By Damon Levine, PRUDE Inc. Anti-Racism Coordinator
Every March 21st, people throughout the world observe the International Day for the Elimination of Racial Discrimination (IDERD). The day, as its name suggests, is meant to be a time for people to reflect on and renew their commitment to eradicating the scourge of racial discrimination throughout the world.
Knowledge of the day may be new to some. However, it has actually been observed since 1967, having been adopted by a United Nations General Assembly Resolution in October 1966. And the March 21st date–more than just a random day in March–was chosen to remember the 69 Black demonstrators murdered by South African police in the Sharpeville Massacre on that date in 1960.
At the time, South Africa was still ruled the policy of apartheid, meaning “apartness” in the Afrikaans language. Apartheid, codified into law in 1948 by South Africa’s White minority government, set aside 80 percent of the country’s land for Whites only, while severely restricting the freedoms of non-Whites. The system classified the country’s residents as either Asian (of Asian or Indian descent), Black (native African), Coloured (generally a mix of native African and either Asian, Black or White) or White (European descent).
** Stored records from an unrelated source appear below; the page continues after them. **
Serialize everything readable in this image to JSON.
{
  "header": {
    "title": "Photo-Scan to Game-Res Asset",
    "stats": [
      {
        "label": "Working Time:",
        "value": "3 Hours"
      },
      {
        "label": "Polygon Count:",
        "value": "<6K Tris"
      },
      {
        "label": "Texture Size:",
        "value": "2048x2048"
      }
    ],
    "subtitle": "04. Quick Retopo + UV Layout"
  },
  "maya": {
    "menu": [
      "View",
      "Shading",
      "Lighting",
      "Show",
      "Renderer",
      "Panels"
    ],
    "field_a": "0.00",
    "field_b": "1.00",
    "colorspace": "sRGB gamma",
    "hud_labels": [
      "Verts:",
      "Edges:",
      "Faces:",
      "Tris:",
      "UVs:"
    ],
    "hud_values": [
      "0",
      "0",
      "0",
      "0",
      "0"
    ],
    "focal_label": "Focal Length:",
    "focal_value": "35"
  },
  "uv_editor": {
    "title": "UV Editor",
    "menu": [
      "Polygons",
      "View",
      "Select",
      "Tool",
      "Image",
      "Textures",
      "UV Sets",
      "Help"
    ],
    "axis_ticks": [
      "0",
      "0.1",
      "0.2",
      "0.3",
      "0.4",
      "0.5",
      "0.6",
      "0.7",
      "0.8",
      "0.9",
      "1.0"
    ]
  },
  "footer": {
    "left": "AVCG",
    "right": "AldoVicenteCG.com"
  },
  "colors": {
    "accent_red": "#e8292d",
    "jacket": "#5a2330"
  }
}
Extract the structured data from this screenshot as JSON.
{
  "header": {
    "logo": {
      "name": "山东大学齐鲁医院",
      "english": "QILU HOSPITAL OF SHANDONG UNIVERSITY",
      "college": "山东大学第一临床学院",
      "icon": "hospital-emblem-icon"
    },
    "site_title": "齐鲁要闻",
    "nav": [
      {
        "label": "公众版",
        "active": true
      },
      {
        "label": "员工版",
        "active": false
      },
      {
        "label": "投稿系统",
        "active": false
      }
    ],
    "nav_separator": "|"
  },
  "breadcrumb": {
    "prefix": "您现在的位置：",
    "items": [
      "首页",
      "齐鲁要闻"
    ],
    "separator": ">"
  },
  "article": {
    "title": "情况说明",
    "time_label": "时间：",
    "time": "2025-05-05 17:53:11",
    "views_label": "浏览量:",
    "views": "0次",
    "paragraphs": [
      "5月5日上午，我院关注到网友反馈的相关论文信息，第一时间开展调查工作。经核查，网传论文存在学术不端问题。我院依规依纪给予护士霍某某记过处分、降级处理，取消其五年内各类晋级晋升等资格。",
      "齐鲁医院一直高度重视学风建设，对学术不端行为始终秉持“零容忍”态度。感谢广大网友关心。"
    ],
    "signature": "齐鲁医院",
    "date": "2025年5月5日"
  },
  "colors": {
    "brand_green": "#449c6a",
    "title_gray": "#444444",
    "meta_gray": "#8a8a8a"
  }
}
Among the numerous restrictions put in place for non-Whites were pass laws meant to restrict non-White movement within the country in general, and specifically into and out of White areas. All non-Whites were required by law to present these passes to authorities for inspection at any time, particularly if they were within cities. Among other things, the passes indicated where a person lived and who their employer was. If a non-White person was found outside of their segregated township of residence without a pass, they could be arrested, detained and brutalized in custody.
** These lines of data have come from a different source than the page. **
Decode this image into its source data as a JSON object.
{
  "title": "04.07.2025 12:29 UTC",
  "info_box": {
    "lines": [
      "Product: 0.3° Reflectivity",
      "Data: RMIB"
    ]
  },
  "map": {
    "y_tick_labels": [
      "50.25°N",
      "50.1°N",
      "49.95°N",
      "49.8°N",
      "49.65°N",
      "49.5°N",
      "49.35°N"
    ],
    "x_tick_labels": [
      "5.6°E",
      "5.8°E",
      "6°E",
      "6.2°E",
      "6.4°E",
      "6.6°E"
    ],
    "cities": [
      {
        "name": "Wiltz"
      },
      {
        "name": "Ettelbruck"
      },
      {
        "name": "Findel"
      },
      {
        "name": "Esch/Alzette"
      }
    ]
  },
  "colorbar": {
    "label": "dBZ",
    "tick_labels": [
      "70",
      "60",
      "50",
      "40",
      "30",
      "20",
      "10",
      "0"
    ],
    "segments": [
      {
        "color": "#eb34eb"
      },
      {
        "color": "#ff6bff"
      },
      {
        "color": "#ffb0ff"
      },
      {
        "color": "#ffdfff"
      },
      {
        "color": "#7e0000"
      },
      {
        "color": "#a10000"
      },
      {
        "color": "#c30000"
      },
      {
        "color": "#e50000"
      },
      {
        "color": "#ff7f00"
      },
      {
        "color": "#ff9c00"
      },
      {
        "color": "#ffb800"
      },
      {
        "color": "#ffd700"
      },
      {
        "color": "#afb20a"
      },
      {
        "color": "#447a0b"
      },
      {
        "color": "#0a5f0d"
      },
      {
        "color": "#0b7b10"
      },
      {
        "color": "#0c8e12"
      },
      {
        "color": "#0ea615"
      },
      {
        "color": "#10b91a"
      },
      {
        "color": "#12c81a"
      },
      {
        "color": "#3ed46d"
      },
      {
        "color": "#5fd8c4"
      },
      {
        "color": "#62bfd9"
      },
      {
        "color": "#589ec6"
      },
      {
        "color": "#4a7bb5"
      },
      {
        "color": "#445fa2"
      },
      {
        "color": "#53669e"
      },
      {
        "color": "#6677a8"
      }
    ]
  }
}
In the run up to March 21, 1960, two groups–the ANC (African National Congress) and the PAC (Pan-Africanist Congress)–planned to protest the pass law by having people march to the police station in the Black township of Sharpeville without their passbooks. It was hoped the subsequent arrests would overwhelm the justice system and call attention to the blatantly discriminatory pass laws, perhaps getting them overturned. However, as a PAC-led group of roughly 5,000 Blacks gathered at the Sharpeville police station, outnumbered officers opened fire on the unarmed crowd. Police killed 69 Blacks and seriously injured at least 180 people, many having been shot in the back while fleeing.
At the time, the massacre prompted international condemnation of South Africa and its racist apartheid policies. It also made more people outside of South Africa aware and supportive of the growing anti-apartheid movement. This movement began to grow internationally and, after decades of struggle against aprtheid injustices and atrocities, the system was finally scrapped in 1991.
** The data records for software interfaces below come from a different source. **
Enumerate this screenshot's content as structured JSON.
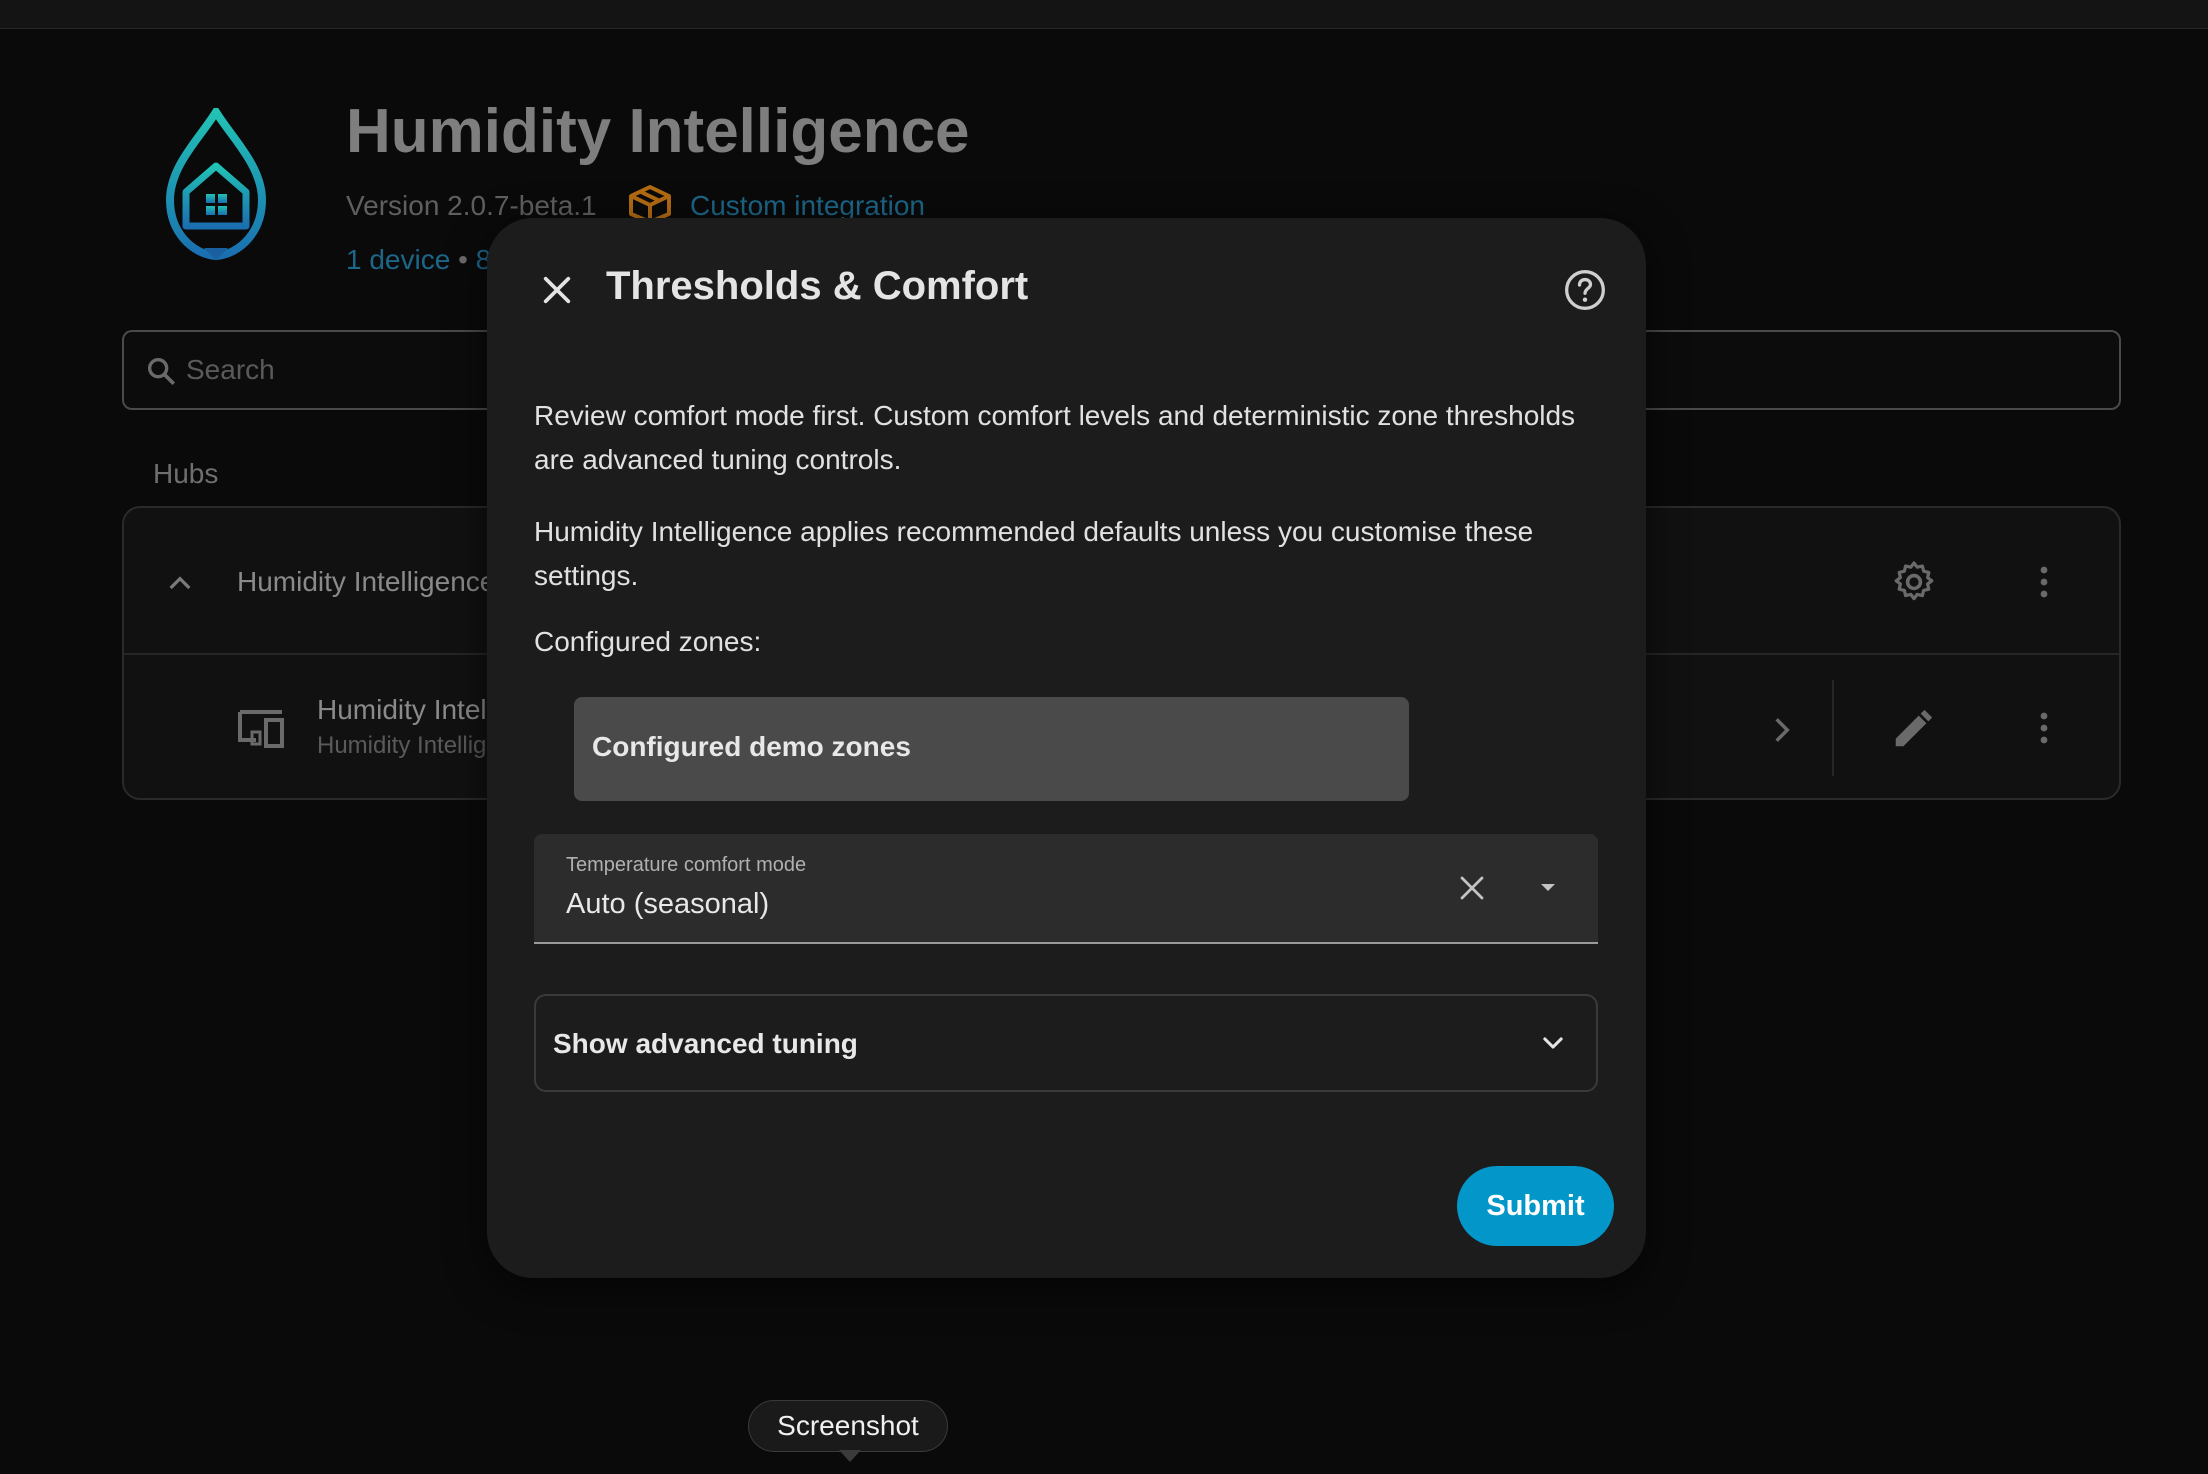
{
  "integration": {
    "title": "Humidity Intelligence",
    "version": "Version 2.0.7-beta.1",
    "custom_label": "Custom integration",
    "devices_summary": "1 device",
    "devices_separator": " • ",
    "entities_partial": "8"
  },
  "search": {
    "placeholder": "Search"
  },
  "hubs": {
    "heading": "Hubs",
    "hub_name": "Humidity Intelligence",
    "device_name": "Humidity Intel",
    "device_subtitle": "Humidity Intellig"
  },
  "dialog": {
    "title": "Thresholds & Comfort",
    "intro": "Review comfort mode first. Custom comfort levels and deterministic zone thresholds are advanced tuning controls.",
    "defaults_note": "Humidity Intelligence applies recommended defaults unless you customise these settings.",
    "zones_label": "Configured zones:",
    "zones_value": "Configured demo zones",
    "comfort_mode": {
      "label": "Temperature comfort mode",
      "value": "Auto (seasonal)"
    },
    "advanced_label": "Show advanced tuning",
    "submit_label": "Submit"
  },
  "tooltip": {
    "text": "Screenshot"
  },
  "colors": {
    "accent": "#0396c8",
    "link": "#1c6688",
    "dialog_bg": "#1c1c1c",
    "page_bg": "#0a0a0a"
  }
}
In the spirit of South Africans’ fight against bigotry, and in observance of the International Day for the Elimination of Racial Discrimination, PRUDE Inc. offered two events on Monday, March 21. During the day, representatives from PRUDE gave an online presentation to the Anglophone School District-South about the origins of the day. We also proudly presented an online talk entitled Privilege, Bias and Intersectionality: Moving Toward Anti-Racism with Dr. Timothy Christie, the Horizon Health regional director of ethics.